With the pictures excluded, reproduce all of the data exactly.

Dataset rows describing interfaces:
══════

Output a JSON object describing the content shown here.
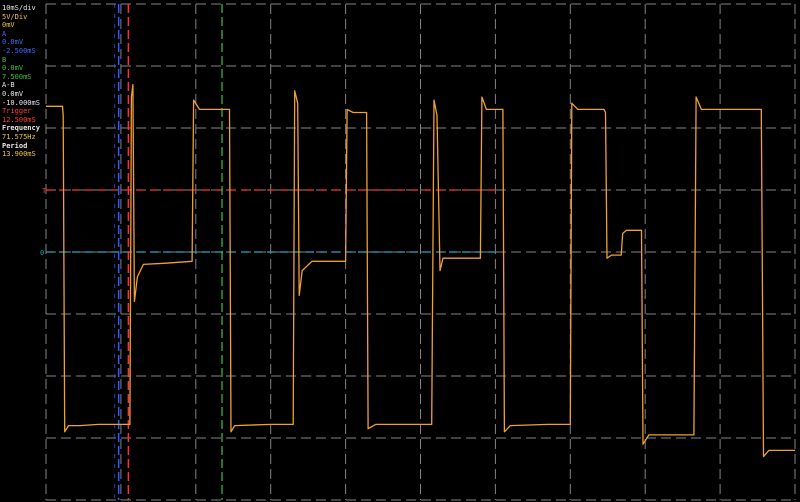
{
  "readout": {
    "timebase": "10mS/div",
    "volts_per_div": "5V/Div",
    "offset": "0mV",
    "cursor_a_label": "A",
    "cursor_a_volt": "0.0mV",
    "cursor_a_time": "-2.500mS",
    "cursor_b_label": "B",
    "cursor_b_volt": "0.0mV",
    "cursor_b_time": "7.500mS",
    "delta_label": "A-B",
    "delta_volt": "0.0mV",
    "delta_time": "-10.000mS",
    "trigger_label": "Trigger",
    "trigger_time": "12.500mS",
    "frequency_label": "Frequency",
    "frequency_value": "71.575Hz",
    "period_label": "Period",
    "period_value": "13.900mS"
  },
  "markers": {
    "trigger_level": "T",
    "zero_level": "0"
  },
  "colors": {
    "background": "#000000",
    "grid": "#9a9a9a",
    "trace": "#f0a030",
    "cursor_a": "#2f5bff",
    "cursor_b": "#3fbf3f",
    "trigger": "#ff3030",
    "zero_line": "#2aa6c8"
  },
  "chart_data": {
    "type": "line",
    "grid": true,
    "xlim_div": [
      0,
      10
    ],
    "ylim_div": [
      -4,
      4
    ],
    "timebase": "10mS/div",
    "volts_per_div": "5V/Div",
    "trigger_level_div": 1.0,
    "zero_level_div": 0,
    "cursor_a_div": 0.97,
    "cursor_b_div": 2.35,
    "trigger_cursor_div": 1.1,
    "series": [
      {
        "points": [
          [
            0.0,
            2.35
          ],
          [
            0.22,
            2.35
          ],
          [
            0.23,
            2.2
          ],
          [
            0.25,
            -2.9
          ],
          [
            0.3,
            -2.8
          ],
          [
            0.45,
            -2.8
          ],
          [
            0.7,
            -2.78
          ],
          [
            0.95,
            -2.78
          ],
          [
            1.05,
            -2.78
          ],
          [
            1.12,
            -2.78
          ],
          [
            1.14,
            2.5
          ],
          [
            1.16,
            2.7
          ],
          [
            1.18,
            -0.8
          ],
          [
            1.22,
            -0.4
          ],
          [
            1.3,
            -0.2
          ],
          [
            1.6,
            -0.18
          ],
          [
            1.95,
            -0.15
          ],
          [
            1.97,
            2.45
          ],
          [
            2.05,
            2.3
          ],
          [
            2.3,
            2.3
          ],
          [
            2.45,
            2.3
          ],
          [
            2.47,
            -2.9
          ],
          [
            2.52,
            -2.8
          ],
          [
            3.0,
            -2.78
          ],
          [
            3.3,
            -2.78
          ],
          [
            3.32,
            2.6
          ],
          [
            3.36,
            2.4
          ],
          [
            3.38,
            -0.7
          ],
          [
            3.42,
            -0.3
          ],
          [
            3.55,
            -0.15
          ],
          [
            4.0,
            -0.15
          ],
          [
            4.02,
            2.3
          ],
          [
            4.1,
            2.25
          ],
          [
            4.28,
            2.25
          ],
          [
            4.3,
            -2.85
          ],
          [
            4.4,
            -2.78
          ],
          [
            5.0,
            -2.78
          ],
          [
            5.15,
            -2.78
          ],
          [
            5.18,
            2.45
          ],
          [
            5.22,
            2.2
          ],
          [
            5.26,
            -0.3
          ],
          [
            5.3,
            -0.1
          ],
          [
            5.5,
            -0.1
          ],
          [
            5.8,
            -0.1
          ],
          [
            5.82,
            2.5
          ],
          [
            5.88,
            2.3
          ],
          [
            6.1,
            2.3
          ],
          [
            6.12,
            -2.9
          ],
          [
            6.2,
            -2.8
          ],
          [
            6.7,
            -2.78
          ],
          [
            7.0,
            -2.78
          ],
          [
            7.02,
            2.4
          ],
          [
            7.1,
            2.3
          ],
          [
            7.45,
            2.3
          ],
          [
            7.47,
            2.25
          ],
          [
            7.49,
            -0.1
          ],
          [
            7.55,
            -0.05
          ],
          [
            7.68,
            -0.05
          ],
          [
            7.7,
            0.3
          ],
          [
            7.75,
            0.35
          ],
          [
            7.95,
            0.35
          ],
          [
            7.97,
            -3.1
          ],
          [
            8.05,
            -2.95
          ],
          [
            8.6,
            -2.95
          ],
          [
            8.65,
            -2.95
          ],
          [
            8.68,
            2.5
          ],
          [
            8.75,
            2.3
          ],
          [
            9.3,
            2.3
          ],
          [
            9.55,
            2.3
          ],
          [
            9.58,
            -3.3
          ],
          [
            9.65,
            -3.2
          ],
          [
            10.0,
            -3.2
          ]
        ]
      }
    ]
  }
}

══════

### TASK OUTPUT
Output a JSON object describing the content shown here.
{
  "readout": {
    "timebase": "10mS/div",
    "volts_per_div": "5V/Div",
    "offset": "0mV",
    "cursor_a_label": "A",
    "cursor_a_volt": "0.0mV",
    "cursor_a_time": "-2.500mS",
    "cursor_b_label": "B",
    "cursor_b_volt": "0.0mV",
    "cursor_b_time": "7.500mS",
    "delta_label": "A-B",
    "delta_volt": "0.0mV",
    "delta_time": "-10.000mS",
    "trigger_label": "Trigger",
    "trigger_time": "12.500mS",
    "frequency_label": "Frequency",
    "frequency_value": "71.575Hz",
    "period_label": "Period",
    "period_value": "13.900mS"
  },
  "markers": {
    "trigger_level": "T",
    "zero_level": "0"
  },
  "colors": {
    "background": "#000000",
    "grid": "#9a9a9a",
    "trace": "#f0a030",
    "cursor_a": "#2f5bff",
    "cursor_b": "#3fbf3f",
    "trigger": "#ff3030",
    "zero_line": "#2aa6c8"
  },
  "chart_data": {
    "type": "line",
    "grid": true,
    "xlim_div": [
      0,
      10
    ],
    "ylim_div": [
      -4,
      4
    ],
    "timebase": "10mS/div",
    "volts_per_div": "5V/Div",
    "trigger_level_div": 1.0,
    "zero_level_div": 0,
    "cursor_a_div": 0.97,
    "cursor_b_div": 2.35,
    "trigger_cursor_div": 1.1,
    "series": [
      {
        "points": [
          [
            0.0,
            2.35
          ],
          [
            0.22,
            2.35
          ],
          [
            0.23,
            2.2
          ],
          [
            0.25,
            -2.9
          ],
          [
            0.3,
            -2.8
          ],
          [
            0.45,
            -2.8
          ],
          [
            0.7,
            -2.78
          ],
          [
            0.95,
            -2.78
          ],
          [
            1.05,
            -2.78
          ],
          [
            1.12,
            -2.78
          ],
          [
            1.14,
            2.5
          ],
          [
            1.16,
            2.7
          ],
          [
            1.18,
            -0.8
          ],
          [
            1.22,
            -0.4
          ],
          [
            1.3,
            -0.2
          ],
          [
            1.6,
            -0.18
          ],
          [
            1.95,
            -0.15
          ],
          [
            1.97,
            2.45
          ],
          [
            2.05,
            2.3
          ],
          [
            2.3,
            2.3
          ],
          [
            2.45,
            2.3
          ],
          [
            2.47,
            -2.9
          ],
          [
            2.52,
            -2.8
          ],
          [
            3.0,
            -2.78
          ],
          [
            3.3,
            -2.78
          ],
          [
            3.32,
            2.6
          ],
          [
            3.36,
            2.4
          ],
          [
            3.38,
            -0.7
          ],
          [
            3.42,
            -0.3
          ],
          [
            3.55,
            -0.15
          ],
          [
            4.0,
            -0.15
          ],
          [
            4.02,
            2.3
          ],
          [
            4.1,
            2.25
          ],
          [
            4.28,
            2.25
          ],
          [
            4.3,
            -2.85
          ],
          [
            4.4,
            -2.78
          ],
          [
            5.0,
            -2.78
          ],
          [
            5.15,
            -2.78
          ],
          [
            5.18,
            2.45
          ],
          [
            5.22,
            2.2
          ],
          [
            5.26,
            -0.3
          ],
          [
            5.3,
            -0.1
          ],
          [
            5.5,
            -0.1
          ],
          [
            5.8,
            -0.1
          ],
          [
            5.82,
            2.5
          ],
          [
            5.88,
            2.3
          ],
          [
            6.1,
            2.3
          ],
          [
            6.12,
            -2.9
          ],
          [
            6.2,
            -2.8
          ],
          [
            6.7,
            -2.78
          ],
          [
            7.0,
            -2.78
          ],
          [
            7.02,
            2.4
          ],
          [
            7.1,
            2.3
          ],
          [
            7.45,
            2.3
          ],
          [
            7.47,
            2.25
          ],
          [
            7.49,
            -0.1
          ],
          [
            7.55,
            -0.05
          ],
          [
            7.68,
            -0.05
          ],
          [
            7.7,
            0.3
          ],
          [
            7.75,
            0.35
          ],
          [
            7.95,
            0.35
          ],
          [
            7.97,
            -3.1
          ],
          [
            8.05,
            -2.95
          ],
          [
            8.6,
            -2.95
          ],
          [
            8.65,
            -2.95
          ],
          [
            8.68,
            2.5
          ],
          [
            8.75,
            2.3
          ],
          [
            9.3,
            2.3
          ],
          [
            9.55,
            2.3
          ],
          [
            9.58,
            -3.3
          ],
          [
            9.65,
            -3.2
          ],
          [
            10.0,
            -3.2
          ]
        ]
      }
    ]
  }
}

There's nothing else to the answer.